Cash Wages

AAA

DEFINITION of 'Cash Wages'

Cash wages include any kind of compensation that comes in the form of spendable money. Cash wages can include actual cash currency, any kind of check and money orders. This type of compensation excludes stock and stock options, insurance and fringe benefits.

INVESTOPEDIA EXPLAINS 'Cash Wages'

Cash wages are always reported by the recipient as ordinary income. Wage earners must pay taxes out of these wages, regardless of how it is paid out. Employers must withhold payroll taxes and report employee wages. Some workers and employers pay cash wages 'under the table' to try to avoid the payroll taxes, but it is illegal to do so.

RELATED TERMS
  1. Wage Expense

    In financial accounting, wage expense represents payments made ...
  2. Cash

    Legal tender or coins that can be used in exchange goods, debt, ...
  3. Cash Awards

    An award given to an employee or contestant in the form of cash. ...
  4. Operating Cost

    Expenses associated with administering a business on a day to ...
  5. Exchange Traded Derivative

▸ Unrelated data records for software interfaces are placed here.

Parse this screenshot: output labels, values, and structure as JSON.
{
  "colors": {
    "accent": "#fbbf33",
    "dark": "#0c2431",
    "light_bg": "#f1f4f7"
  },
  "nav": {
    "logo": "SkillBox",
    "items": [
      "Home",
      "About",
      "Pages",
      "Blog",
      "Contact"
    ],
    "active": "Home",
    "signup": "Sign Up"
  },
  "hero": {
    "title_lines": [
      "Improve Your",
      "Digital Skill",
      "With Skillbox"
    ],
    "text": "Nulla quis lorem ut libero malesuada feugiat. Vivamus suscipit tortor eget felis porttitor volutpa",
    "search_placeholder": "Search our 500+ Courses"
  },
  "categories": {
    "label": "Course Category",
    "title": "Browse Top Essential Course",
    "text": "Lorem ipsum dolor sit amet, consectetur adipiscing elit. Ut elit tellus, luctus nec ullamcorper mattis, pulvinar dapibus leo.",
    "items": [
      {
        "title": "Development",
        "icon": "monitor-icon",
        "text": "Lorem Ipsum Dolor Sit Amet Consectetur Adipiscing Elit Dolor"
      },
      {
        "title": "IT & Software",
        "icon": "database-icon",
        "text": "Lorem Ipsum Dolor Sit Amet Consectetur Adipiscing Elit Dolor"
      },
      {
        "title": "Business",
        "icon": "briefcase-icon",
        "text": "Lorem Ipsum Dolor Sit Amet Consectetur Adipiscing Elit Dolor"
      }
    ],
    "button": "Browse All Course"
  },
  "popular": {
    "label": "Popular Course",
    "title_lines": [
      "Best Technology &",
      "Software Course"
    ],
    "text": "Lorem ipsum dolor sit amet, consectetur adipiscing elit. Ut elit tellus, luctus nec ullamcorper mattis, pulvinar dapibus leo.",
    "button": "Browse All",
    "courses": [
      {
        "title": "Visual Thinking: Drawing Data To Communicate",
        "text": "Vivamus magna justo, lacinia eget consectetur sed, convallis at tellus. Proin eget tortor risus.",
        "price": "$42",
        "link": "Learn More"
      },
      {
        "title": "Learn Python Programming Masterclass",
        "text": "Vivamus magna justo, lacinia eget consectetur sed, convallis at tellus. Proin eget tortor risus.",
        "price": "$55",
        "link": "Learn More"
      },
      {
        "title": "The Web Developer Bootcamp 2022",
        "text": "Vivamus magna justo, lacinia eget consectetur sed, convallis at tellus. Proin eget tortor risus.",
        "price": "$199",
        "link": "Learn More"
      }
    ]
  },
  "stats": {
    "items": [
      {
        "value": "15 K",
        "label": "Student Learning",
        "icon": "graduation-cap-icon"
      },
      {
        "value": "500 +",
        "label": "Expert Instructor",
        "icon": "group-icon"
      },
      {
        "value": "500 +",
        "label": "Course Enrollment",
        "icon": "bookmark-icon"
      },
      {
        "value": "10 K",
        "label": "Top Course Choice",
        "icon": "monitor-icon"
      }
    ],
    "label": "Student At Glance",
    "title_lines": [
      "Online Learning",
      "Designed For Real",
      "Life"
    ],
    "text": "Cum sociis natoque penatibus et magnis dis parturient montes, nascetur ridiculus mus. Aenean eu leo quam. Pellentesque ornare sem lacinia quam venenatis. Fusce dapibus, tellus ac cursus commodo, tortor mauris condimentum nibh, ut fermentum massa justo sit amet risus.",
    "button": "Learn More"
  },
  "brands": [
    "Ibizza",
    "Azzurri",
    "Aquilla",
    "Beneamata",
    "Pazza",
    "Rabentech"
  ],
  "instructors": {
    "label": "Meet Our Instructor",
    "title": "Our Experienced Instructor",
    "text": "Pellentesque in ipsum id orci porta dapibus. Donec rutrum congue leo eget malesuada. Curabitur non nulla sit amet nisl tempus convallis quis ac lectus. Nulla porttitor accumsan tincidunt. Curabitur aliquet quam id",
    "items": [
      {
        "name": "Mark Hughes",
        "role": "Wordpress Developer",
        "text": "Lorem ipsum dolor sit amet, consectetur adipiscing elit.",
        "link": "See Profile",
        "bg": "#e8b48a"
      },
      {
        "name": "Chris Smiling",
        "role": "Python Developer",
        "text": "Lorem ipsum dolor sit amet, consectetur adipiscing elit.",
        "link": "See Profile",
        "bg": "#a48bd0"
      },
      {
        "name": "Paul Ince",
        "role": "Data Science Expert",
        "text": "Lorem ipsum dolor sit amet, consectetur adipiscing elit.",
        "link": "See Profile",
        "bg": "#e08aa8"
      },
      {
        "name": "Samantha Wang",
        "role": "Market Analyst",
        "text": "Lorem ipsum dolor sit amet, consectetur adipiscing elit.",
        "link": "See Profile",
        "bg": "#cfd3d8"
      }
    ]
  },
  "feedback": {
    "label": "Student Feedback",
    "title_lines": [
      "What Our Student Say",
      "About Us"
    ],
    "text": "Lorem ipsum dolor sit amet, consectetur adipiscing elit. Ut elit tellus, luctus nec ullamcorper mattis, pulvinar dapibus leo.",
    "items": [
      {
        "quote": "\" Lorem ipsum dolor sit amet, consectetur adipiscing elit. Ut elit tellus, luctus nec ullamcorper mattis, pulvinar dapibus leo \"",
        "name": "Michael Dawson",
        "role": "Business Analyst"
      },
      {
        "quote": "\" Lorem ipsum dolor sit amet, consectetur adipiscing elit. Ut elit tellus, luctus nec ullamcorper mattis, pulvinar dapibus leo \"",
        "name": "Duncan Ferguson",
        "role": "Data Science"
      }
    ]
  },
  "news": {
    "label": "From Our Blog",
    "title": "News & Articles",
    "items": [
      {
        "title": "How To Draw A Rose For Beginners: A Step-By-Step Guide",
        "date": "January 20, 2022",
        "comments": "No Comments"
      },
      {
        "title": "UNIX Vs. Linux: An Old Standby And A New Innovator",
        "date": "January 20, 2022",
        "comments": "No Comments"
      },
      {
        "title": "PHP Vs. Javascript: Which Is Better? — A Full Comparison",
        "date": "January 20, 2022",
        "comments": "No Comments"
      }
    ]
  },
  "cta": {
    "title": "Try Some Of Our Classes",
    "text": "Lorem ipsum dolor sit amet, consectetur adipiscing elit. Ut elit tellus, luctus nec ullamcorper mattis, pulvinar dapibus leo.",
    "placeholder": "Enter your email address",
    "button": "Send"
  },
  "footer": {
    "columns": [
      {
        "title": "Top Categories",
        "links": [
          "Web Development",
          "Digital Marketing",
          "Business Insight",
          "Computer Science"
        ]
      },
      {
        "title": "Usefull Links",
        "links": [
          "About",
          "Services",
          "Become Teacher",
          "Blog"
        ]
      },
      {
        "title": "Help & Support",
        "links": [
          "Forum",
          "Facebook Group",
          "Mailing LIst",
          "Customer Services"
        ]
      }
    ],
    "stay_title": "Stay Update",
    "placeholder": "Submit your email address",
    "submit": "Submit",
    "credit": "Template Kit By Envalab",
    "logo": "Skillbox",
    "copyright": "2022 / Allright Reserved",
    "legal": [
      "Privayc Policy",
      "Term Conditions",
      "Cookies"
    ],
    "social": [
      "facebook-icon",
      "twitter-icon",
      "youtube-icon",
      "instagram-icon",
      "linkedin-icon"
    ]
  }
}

    A financial instrument whose value is based on the value of another ...
  6. Catastrophe Equity Put (CatEPut)

    Catastrophe equity puts are used to ensure that insurance companies ...
RELATED FAQS
  1. How do I file taxes for income from foreign sources?

    If you are a U.S. citizen or resident alien, your income (except for amounts exempt under federal law), including that which ... Read Full Answer >>
  2. What are the differences between absorption costing and variable costing?

    Absorption costing includes all costs, including fixed costs, in figuring the cost of production, while variable costing ... Read Full Answer >>
  3. What financial ratios are most useful for an investor to evaluate the liquidity of ...

    An insurance company, like any other nonfinancial company, needs access to liquidity in case it needs to fulfill its debt ... Read Full Answer >>
  4. What is the relationship between degree of operating leverage and profits?

    The degree of operating leverage directly reflects a company's cost structure, and cost structure is a significant variable ... Read Full Answer >>
  5. Why should investors research the C-suite executives of a company?

    C-suite executives are essential for creating and enacting overall firm strategy and are therefore an important aspect of ... Read Full Answer >>
  6. How does transfer pricing help business?

    Transfer pricing involves the trade of goods or services between two related companies, and both can come out the winner. ... Read Full Answer >>
Related Articles
  1. Taxes

    Small Business Tax Obligations: Payroll Taxes

    Don't leave it up to your accountant - owners are ultimately responsible for fulfilling tax obligations.
  2. Insurance

    The Minimum Wage: Does It Matter?

    Despite paying one of the highest minimum wages in the world, the minimum wage is a perpetual hot potato among politicians in the United States.
  3. Investing Basics

    Explaining Write-Downs

    A write-down is a reduction in the book value of an asset because it is overvalued compared to the market value.
  4. Economics

    What are Noncurrent Assets?

    Noncurrent assets are property that a company owns that will last for more than one year.
  5. Investing

    What More Volatility Means For Momentum Stocks

    One byproduct of the recent tick higher in bond yields: a meaningful rise in volatility for both stocks and bonds.
  6. Options & Futures

    How & Why Interest Rates Affect Options

    The Fed is expected to change interest rates soon. We explain how a change in interest rates impacts option valuations.
  7. Investing Basics

    How Much Do CPAs Make?

    If you're considering becoming a CPA, here's what you might expect to earn.
  8. Economics

    Explaining Activity-Based Costing

    Activity-based costing (ABC) is a managerial accounting method that assigns certain indirect costs to the products incurring the bulk of those costs.
  9. Economics

    What is a Contra Account?

    A contra account is an offset that reduces the value of a related account.
  10. Investing Basics

    Understanding Notional Value

    This term is commonly used in the options, futures and currency markets because a very small amount of invested money can control a large position.

You May Also Like

Hot Definitions
  1. Butterfly Spread

    A neutral option strategy combining bull and bear spreads. Butterfly spreads use four option contracts with the same expiration ...
  2. Unlevered Beta

    A type of metric that compares the risk of an unlevered company to the risk of the market. The unlevered beta is the beta ...
  3. Moving Average - MA

    A widely used indicator in technical analysis that helps smooth out price action by filtering out the “noise” from random ...
  4. Yield Curve

    A line that plots the interest rates, at a set point in time, of bonds having equal credit quality, but differing maturity ...
  5. Productivity

    An economic measure of output per unit of input. Inputs include labor and capital, while output is typically measured in ...
  6. Variance

    The spread between numbers in a data set, measuring Variance is calculated by taking the differences between each number ...
Trading Center